_YOUR ASSIGNMENT_.
Report each line of the entries that contains the word "shortcut", copied in full.

****************

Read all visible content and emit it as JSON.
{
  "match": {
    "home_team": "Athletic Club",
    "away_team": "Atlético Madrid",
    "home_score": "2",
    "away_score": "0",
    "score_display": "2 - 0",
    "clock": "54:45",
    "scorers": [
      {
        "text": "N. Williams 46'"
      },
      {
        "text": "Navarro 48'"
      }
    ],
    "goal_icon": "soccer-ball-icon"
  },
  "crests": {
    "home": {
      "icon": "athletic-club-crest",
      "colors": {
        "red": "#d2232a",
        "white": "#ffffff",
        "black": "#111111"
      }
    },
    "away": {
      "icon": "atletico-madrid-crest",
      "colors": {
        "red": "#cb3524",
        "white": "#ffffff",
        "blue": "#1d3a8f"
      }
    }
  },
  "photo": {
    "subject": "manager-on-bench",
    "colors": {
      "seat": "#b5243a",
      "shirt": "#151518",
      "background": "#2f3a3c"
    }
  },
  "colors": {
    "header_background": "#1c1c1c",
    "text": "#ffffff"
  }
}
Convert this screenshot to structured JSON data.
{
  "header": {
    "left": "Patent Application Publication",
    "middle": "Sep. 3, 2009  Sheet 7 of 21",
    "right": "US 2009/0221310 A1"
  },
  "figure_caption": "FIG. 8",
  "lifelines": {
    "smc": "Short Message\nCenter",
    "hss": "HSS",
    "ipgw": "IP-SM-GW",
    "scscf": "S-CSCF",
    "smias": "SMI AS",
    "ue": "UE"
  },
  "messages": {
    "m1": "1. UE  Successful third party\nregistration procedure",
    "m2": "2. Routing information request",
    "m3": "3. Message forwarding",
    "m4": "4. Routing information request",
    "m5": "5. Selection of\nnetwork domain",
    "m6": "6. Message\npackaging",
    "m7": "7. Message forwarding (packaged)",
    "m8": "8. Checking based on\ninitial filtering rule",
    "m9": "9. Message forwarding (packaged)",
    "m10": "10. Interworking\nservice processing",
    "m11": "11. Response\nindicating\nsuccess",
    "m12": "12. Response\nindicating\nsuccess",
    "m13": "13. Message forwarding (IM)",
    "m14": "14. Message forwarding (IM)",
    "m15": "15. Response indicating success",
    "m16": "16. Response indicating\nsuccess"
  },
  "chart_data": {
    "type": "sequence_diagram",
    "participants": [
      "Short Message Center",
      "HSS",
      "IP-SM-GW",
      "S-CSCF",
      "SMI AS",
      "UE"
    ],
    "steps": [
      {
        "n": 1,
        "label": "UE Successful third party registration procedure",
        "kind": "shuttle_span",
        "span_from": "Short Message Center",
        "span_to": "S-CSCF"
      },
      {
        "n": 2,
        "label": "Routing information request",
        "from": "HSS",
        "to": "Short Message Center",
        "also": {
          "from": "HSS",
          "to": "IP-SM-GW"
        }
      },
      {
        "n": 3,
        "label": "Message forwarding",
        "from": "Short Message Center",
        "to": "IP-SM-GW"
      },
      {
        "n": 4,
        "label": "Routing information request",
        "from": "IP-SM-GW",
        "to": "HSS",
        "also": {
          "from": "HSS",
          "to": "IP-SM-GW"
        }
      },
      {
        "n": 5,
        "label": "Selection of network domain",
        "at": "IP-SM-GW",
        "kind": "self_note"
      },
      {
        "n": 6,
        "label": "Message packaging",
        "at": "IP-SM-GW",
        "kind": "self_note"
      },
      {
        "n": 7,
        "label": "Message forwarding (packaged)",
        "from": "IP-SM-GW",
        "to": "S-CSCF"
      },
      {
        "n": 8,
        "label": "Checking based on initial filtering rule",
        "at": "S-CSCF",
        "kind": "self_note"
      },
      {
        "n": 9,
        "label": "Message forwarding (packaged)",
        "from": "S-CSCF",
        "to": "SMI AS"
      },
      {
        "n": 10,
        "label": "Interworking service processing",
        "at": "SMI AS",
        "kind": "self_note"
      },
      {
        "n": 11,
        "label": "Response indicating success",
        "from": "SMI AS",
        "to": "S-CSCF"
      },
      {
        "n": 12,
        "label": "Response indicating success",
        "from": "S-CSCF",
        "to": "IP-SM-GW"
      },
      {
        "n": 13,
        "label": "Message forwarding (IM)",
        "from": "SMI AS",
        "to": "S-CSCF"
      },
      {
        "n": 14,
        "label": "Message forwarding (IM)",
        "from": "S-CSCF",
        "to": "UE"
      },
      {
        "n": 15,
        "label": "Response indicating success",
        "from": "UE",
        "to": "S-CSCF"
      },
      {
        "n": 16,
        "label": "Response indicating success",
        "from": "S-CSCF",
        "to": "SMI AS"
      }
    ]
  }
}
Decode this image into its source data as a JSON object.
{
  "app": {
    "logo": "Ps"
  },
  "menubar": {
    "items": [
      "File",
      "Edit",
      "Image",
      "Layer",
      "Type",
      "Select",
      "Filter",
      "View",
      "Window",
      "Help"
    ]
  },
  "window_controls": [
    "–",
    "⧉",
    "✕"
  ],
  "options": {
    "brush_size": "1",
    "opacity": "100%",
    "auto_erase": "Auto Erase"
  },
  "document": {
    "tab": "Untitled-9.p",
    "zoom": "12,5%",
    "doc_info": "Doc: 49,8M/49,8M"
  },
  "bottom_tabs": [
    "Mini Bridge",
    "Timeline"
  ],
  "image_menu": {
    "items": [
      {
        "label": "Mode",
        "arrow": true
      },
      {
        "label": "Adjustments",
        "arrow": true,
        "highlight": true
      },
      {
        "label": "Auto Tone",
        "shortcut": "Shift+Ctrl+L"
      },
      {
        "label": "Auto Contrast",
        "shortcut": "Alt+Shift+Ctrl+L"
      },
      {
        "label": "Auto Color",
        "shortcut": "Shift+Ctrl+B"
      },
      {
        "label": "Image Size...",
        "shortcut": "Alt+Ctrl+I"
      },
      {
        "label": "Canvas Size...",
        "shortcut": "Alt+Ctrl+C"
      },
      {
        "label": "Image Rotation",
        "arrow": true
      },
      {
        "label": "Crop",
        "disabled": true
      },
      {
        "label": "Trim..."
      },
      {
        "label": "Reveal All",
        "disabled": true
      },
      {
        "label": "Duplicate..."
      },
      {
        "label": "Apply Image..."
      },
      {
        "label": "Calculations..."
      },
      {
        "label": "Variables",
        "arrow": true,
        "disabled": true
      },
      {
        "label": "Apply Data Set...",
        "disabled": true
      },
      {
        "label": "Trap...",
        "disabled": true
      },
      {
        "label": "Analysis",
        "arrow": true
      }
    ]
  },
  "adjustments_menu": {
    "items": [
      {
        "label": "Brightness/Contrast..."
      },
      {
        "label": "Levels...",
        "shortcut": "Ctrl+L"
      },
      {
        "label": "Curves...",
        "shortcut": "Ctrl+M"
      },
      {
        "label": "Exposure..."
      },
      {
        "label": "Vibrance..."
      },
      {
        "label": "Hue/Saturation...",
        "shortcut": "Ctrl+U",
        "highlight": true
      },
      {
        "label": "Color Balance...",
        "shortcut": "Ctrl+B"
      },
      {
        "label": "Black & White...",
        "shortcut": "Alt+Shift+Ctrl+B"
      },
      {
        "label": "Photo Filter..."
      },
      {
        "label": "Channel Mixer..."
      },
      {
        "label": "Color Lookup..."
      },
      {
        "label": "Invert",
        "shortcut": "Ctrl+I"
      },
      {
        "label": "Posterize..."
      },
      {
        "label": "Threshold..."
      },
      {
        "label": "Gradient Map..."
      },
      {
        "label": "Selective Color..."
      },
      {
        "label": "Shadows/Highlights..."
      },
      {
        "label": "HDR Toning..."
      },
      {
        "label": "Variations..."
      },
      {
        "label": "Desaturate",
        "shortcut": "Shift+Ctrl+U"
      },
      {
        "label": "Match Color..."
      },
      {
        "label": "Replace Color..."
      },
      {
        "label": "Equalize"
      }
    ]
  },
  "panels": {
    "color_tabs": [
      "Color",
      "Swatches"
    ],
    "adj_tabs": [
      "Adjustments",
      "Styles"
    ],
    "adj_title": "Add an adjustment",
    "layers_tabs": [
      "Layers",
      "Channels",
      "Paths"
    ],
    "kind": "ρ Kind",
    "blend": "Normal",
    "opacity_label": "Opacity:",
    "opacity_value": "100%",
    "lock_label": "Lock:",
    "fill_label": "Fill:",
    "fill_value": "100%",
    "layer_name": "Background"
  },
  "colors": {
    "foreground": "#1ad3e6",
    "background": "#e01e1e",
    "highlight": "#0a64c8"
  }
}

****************

_SOLUTION FOR THIS EXERCISE_.
        "shortcut": "Shift+Ctrl+L"
        "shortcut": "Alt+Shift+Ctrl+L"
        "shortcut": "Shift+Ctrl+B"
        "shortcut": "Alt+Ctrl+I"
        "shortcut": "Alt+Ctrl+C"
        "shortcut": "Ctrl+L"
        "shortcut": "Ctrl+M"
        "shortcut": "Ctrl+U",
        "shortcut": "Ctrl+B"
        "shortcut": "Alt+Shift+Ctrl+B"
        "shortcut": "Ctrl+I"
        "shortcut": "Shift+Ctrl+U"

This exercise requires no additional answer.